as a location so we could always find our way back. It also helped in disputes with cab drivers when we were able to show the exact location of each destination. My Blackberry kept me in touch via email with friends in the UK who had only just visited the Big Apple and who emailed us at regular intervals throughout the two days with suggestions on where to eat. And finally my iPhone as usual couldn't be beaten on web browsing and gave us access to Conde Nast Traveller
, Time Out
and endless Google
searches tracking down places of interest. It was a revelation – I won't be buying another guide book again (another death knell for the offline publishing industry).
The trip was also thought-provoking for the effects of the credit crunch on the US economy and consumer spending habits. Department and clothes stores like Macy's
and Henri Bendel
were deserted and gloomy but technology and electrical stores were absolutely rammed. We visited the amazing glass cube Apple store on 5th Avenue
and it was packed. And they weren't just window shoppers, the tills were heaving. Ditto any shop which sold digital cameras, camcorders or PCs. In each we had to queue for upwards of 30 minutes just to pay.

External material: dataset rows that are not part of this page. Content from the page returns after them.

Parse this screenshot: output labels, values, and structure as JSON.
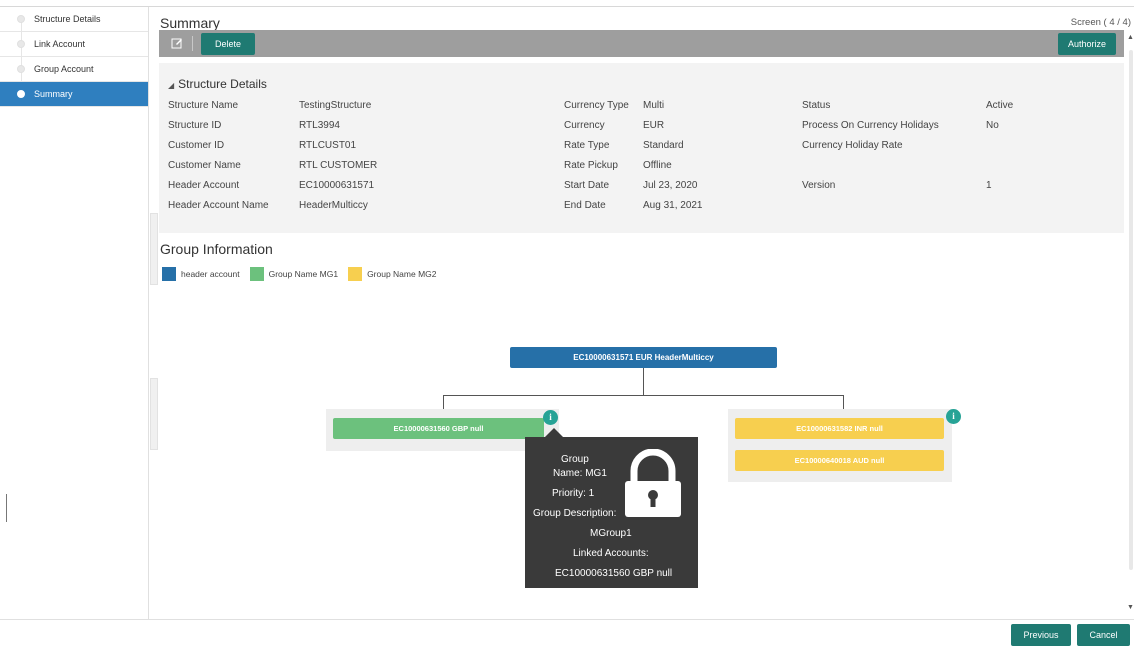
{
  "sidebar": {
    "steps": [
      {
        "label": "Structure Details"
      },
      {
        "label": "Link Account"
      },
      {
        "label": "Group Account"
      },
      {
        "label": "Summary"
      }
    ],
    "active_index": 3
  },
  "header": {
    "title": "Summary",
    "screen_indicator": "Screen ( 4 / 4)"
  },
  "toolbar": {
    "edit_icon": "edit-icon",
    "delete_label": "Delete",
    "authorize_label": "Authorize"
  },
  "structure_details": {
    "title": "Structure Details",
    "fields": {
      "structure_name": {
        "label": "Structure Name",
        "value": "TestingStructure"
      },
      "structure_id": {
        "label": "Structure ID",
        "value": "RTL3994"
      },
      "customer_id": {
        "label": "Customer ID",
        "value": "RTLCUST01"
      },
      "customer_name": {
        "label": "Customer Name",
        "value": "RTL CUSTOMER"
      },
      "header_account": {
        "label": "Header Account",
        "value": "EC10000631571"
      },
      "header_account_name": {
        "label": "Header Account Name",
        "value": "HeaderMulticcy"
      },
      "currency_type": {
        "label": "Currency Type",
        "value": "Multi"
      },
      "currency": {
        "label": "Currency",
        "value": "EUR"
      },
      "rate_type": {
        "label": "Rate Type",
        "value": "Standard"
      },
      "rate_pickup": {
        "label": "Rate Pickup",
        "value": "Offline"
      },
      "start_date": {
        "label": "Start Date",
        "value": "Jul 23, 2020"
      },
      "end_date": {
        "label": "End Date",
        "value": "Aug 31, 2021"
      },
      "status": {
        "label": "Status",
        "value": "Active"
      },
      "process_on_currency_holidays": {
        "label": "Process On Currency Holidays",
        "value": "No"
      },
      "currency_holiday_rate": {
        "label": "Currency Holiday Rate",
        "value": ""
      },
      "version": {
        "label": "Version",
        "value": "1"
      }
    }
  },
  "group_information": {
    "title": "Group Information",
    "legend": [
      {
        "label": "header account",
        "color": "#2670a8"
      },
      {
        "label": "Group Name MG1",
        "color": "#6cc17d"
      },
      {
        "label": "Group Name MG2",
        "color": "#f7cf4f"
      }
    ],
    "root_node": "EC10000631571 EUR HeaderMulticcy",
    "groups": [
      {
        "nodes": [
          "EC10000631560 GBP null"
        ],
        "color": "#6cc17d"
      },
      {
        "nodes": [
          "EC10000631582 INR null",
          "EC10000640018 AUD null"
        ],
        "color": "#f7cf4f"
      }
    ],
    "info_badge": "i",
    "tooltip": {
      "lines": [
        "Group",
        "Name: MG1",
        "Priority: 1",
        "Group Description:",
        "MGroup1",
        "Linked Accounts:",
        "EC10000631560 GBP null"
      ],
      "icon": "lock-icon"
    }
  },
  "footer": {
    "previous_label": "Previous",
    "cancel_label": "Cancel"
  },
  "colors": {
    "accent": "#1f7a72",
    "sidebar_active": "#2f7fbf",
    "toolbar": "#9e9e9e"
  }
}
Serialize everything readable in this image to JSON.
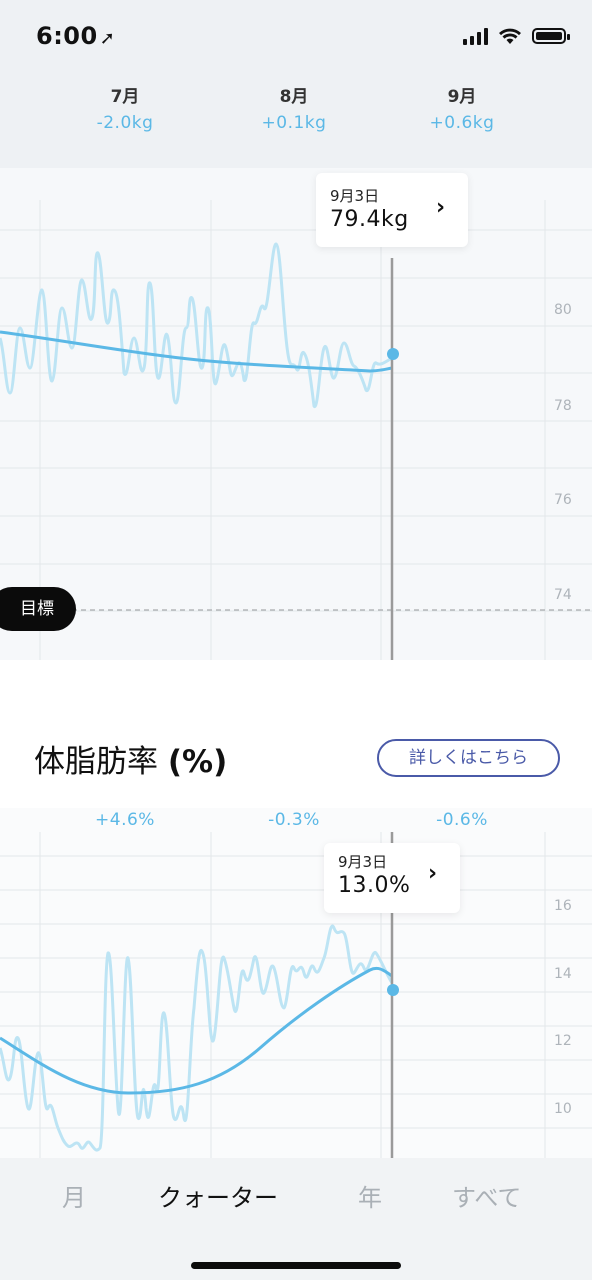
{
  "status_bar": {
    "time": "6:00",
    "location_icon": "location-arrow-icon",
    "icons": [
      "signal-icon",
      "wifi-icon",
      "battery-icon"
    ]
  },
  "weight_months": [
    {
      "month": "7月",
      "delta": "-2.0kg"
    },
    {
      "month": "8月",
      "delta": "+0.1kg"
    },
    {
      "month": "9月",
      "delta": "+0.6kg"
    }
  ],
  "weight_chart": {
    "tooltip": {
      "date": "9月3日",
      "value": "79.4kg"
    },
    "y_ticks": [
      "80",
      "78",
      "76",
      "74"
    ],
    "goal_label": "目標",
    "colors": {
      "raw": "#bde4f4",
      "trend": "#5bb8e6",
      "cursor": "#9a9a9a"
    }
  },
  "body_fat": {
    "title": "体脂肪率",
    "unit": "(%)",
    "detail_button": "詳しくはこちら",
    "deltas": [
      "+4.6%",
      "-0.3%",
      "-0.6%"
    ],
    "tooltip": {
      "date": "9月3日",
      "value": "13.0%"
    },
    "y_ticks": [
      "16",
      "14",
      "12",
      "10"
    ]
  },
  "tabs": [
    "月",
    "クォーター",
    "年",
    "すべて"
  ],
  "active_tab": "クォーター"
}
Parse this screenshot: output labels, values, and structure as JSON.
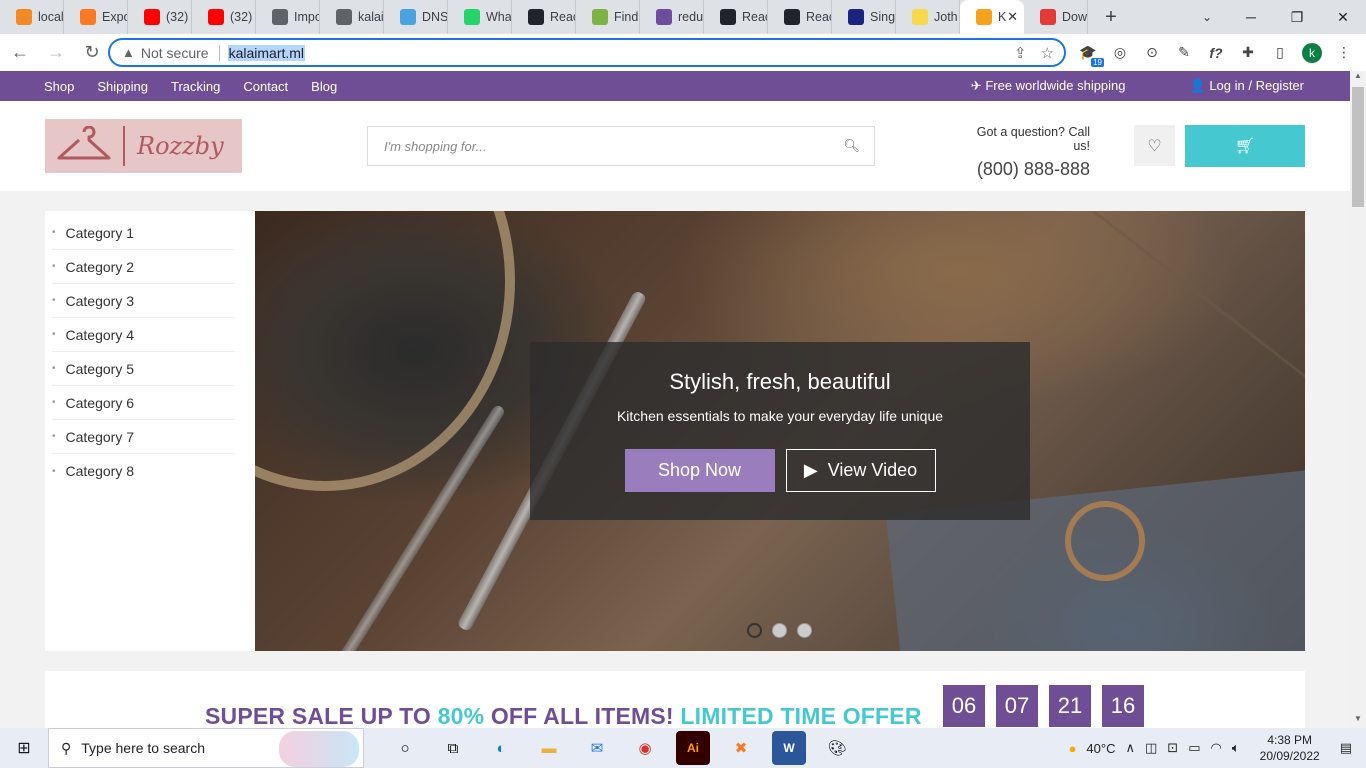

It made me think, in tricky times people stick to buying the essentials so it's not surprising that clothing stores are suffering – you can always make your jeans last a bit longer if you have to. So technology has clearly become a 'essential' rather than a 'nice to have'. NY consumers are still spending heavily to get faster processing power, more memory and improved functionality. Not just making do with what they already have, which you might expect in the current climate. Judging from my experience getting round the city it's obvious to me that technology is a central part of life, not an add-on. If I hadn't have had either my iPhone or Blackberry this weekend I would have had a much poorer trip. And listening to the ringing cash tills in technology stores, I realised I was listening to a ringing vote of confidence in the sector in which we work. Good news for the upcoming year.